Clemson demonstrations show producers how to cut forage costs
CLEMSON — Bermudagrass is an excellent grass for hay production but it uses a lot of nitrogen, which can cut profits. Clemson University researchers are ready to show producers how to cut costs by growing their own nitrogen.
Two events will teach growers how to grow alfalfa with bermudagrass to increase forage quality as well as grow a supplemental feed and/or cash crop. Hosted by the Clemson Oconee and Saluda County Extension offices, the field days take place Aug. 29 at Tokeena Angus Farm in Seneca and on Aug. 31 at Yon Family Farms in Ridge Spring.
“Local farmers have established demonstration plots with alfalfa interseeded into bermudagrass hayfields at these two locations,” said John Andrae, Extension forage specialist. “We encourage everyone to come out and see these fields and the hay we are growing.

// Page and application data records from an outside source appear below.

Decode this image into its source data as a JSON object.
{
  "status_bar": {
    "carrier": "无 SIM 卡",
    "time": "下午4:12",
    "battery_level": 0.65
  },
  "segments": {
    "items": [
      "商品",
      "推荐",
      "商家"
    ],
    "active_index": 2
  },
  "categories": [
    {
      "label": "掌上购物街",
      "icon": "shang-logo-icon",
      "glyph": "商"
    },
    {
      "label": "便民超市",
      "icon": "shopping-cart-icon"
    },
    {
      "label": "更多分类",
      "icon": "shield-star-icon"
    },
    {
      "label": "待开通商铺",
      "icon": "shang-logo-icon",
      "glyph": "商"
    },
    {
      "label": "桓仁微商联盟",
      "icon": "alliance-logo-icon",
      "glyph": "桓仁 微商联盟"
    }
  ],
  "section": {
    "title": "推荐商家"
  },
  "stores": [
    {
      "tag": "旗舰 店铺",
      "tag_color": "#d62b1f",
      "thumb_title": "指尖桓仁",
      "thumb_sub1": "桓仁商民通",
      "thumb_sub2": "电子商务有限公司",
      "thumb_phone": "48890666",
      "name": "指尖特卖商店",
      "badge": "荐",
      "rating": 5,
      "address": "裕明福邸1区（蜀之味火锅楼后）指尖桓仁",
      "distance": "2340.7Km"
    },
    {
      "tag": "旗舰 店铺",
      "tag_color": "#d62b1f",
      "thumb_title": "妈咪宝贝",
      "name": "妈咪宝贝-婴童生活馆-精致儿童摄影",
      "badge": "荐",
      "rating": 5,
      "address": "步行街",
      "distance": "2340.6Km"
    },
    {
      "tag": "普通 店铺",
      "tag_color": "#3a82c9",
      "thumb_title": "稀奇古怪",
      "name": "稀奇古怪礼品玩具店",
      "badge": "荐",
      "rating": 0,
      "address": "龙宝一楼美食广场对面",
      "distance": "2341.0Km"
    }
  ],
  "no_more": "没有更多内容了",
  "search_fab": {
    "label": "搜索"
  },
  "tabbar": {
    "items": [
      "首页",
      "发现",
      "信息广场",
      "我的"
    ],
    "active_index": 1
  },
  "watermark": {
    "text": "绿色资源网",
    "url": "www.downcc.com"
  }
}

We’ll have researchers who will talk about how producers can benefit from this type of operation and we’ll have producers onsite who will talk about their experiences.”
During the demonstrations, attendees will be brought to the plots where they will be able to see alfalfa planted in bermudagrass. The same information will be shared at both field days.
“We encourage people to choose the nearest site and come hear about effective ways to use alfalfa to improve bermudagrass hay fields,” Andrae said.
There is no charge to attend these on-farm demonstrations, which begin at 5 p.m. and end with a sponsored meal at 8:30 p.m. Pre-registration is requested. The Aug. 29 demonstration will be held at Tokeena Angus Farm, 3058 Pine Grove Road, Seneca 29678. To register for the Seneca demonstration, call Morris Warner at 864-638-5889. The Aug. 31 demonstration will be held at Yon Family Farms, 318 Aiken Road, Ridge Spring 29129. To register for the Ridge Spring demonstration, call Travis Mitchell at 864-445-8117.
Andrae said there are multiple advantages to growing alfalfa with bermudagrass:
- Alfalfa eliminates nitrogen fertilizer needs. Interseeding alfalfa into existing bermudagrass stands eliminates the need for external nitrogen fertilizer. Alfalfa fixes nitrogen from the air, providing enough for itself and for transfer to existing bermudagrass.
- Alfalfa increases hay crop quality. Previous and ongoing on-farm demonstrations reveal that including alfalfa in bermudagrass hay systems increased crude protein 20 percent to 24 percent and Relative Forage Quality (RFQ) to levels of 150 to 240. For reference, bermudagrass had crude protein ranging from 10 percent to 14 percent and RFQ 80 to 120.
- Bermudagrass fields are not killed, they are only suppressed. Because alfalfa is interseeded into dormant bermudagrass, just like annual ryegrass, establishment financial risks are reduced. If the alfalfa fails, producers still have bermudagrass. If the alfalfa establishes well, the bermudagrass yields will be temporarily reduced due to alfalfa shading, but will gradually fill in the field and resume full yield potential over several years as the alfalfa naturally thins. It’s a win-win situation, both in the short and long-term.
- Alfalfa lengthens the growing season. Bermudagrass is dormant for more than 120 to 150 days in the southern region. Because alfalfa is a cool season forage it will green up, or emerge, earlier in the spring and go dormant later in the fall. This provides additional hay cuttings. It also shifts one or two forage harvests earlier in the spring when moisture is more dependable, which also decreases production risks. More early cuts translate to more rain damage risk, but also offer a wider and more dependable production window.
- Bermudagrass aids the alfalfa curing and baling process. The grass component of the forage mixture helps to “hold up” the alfalfa windrows and aid air flow and curing. Including bermudagrass also helps to hold leaves on the alfalfa during tedding, raking and baling which helps to put up higher quality feed.
- Modern southern alfalfa varieties make this feasible. Focused efforts in southern alfalfa breeding over the past 25 years have resulted in varieties with excellent disease resistance and great production characteristics for the southern region of the United States. There are now multiple varieties that produce and persist in southern production systems.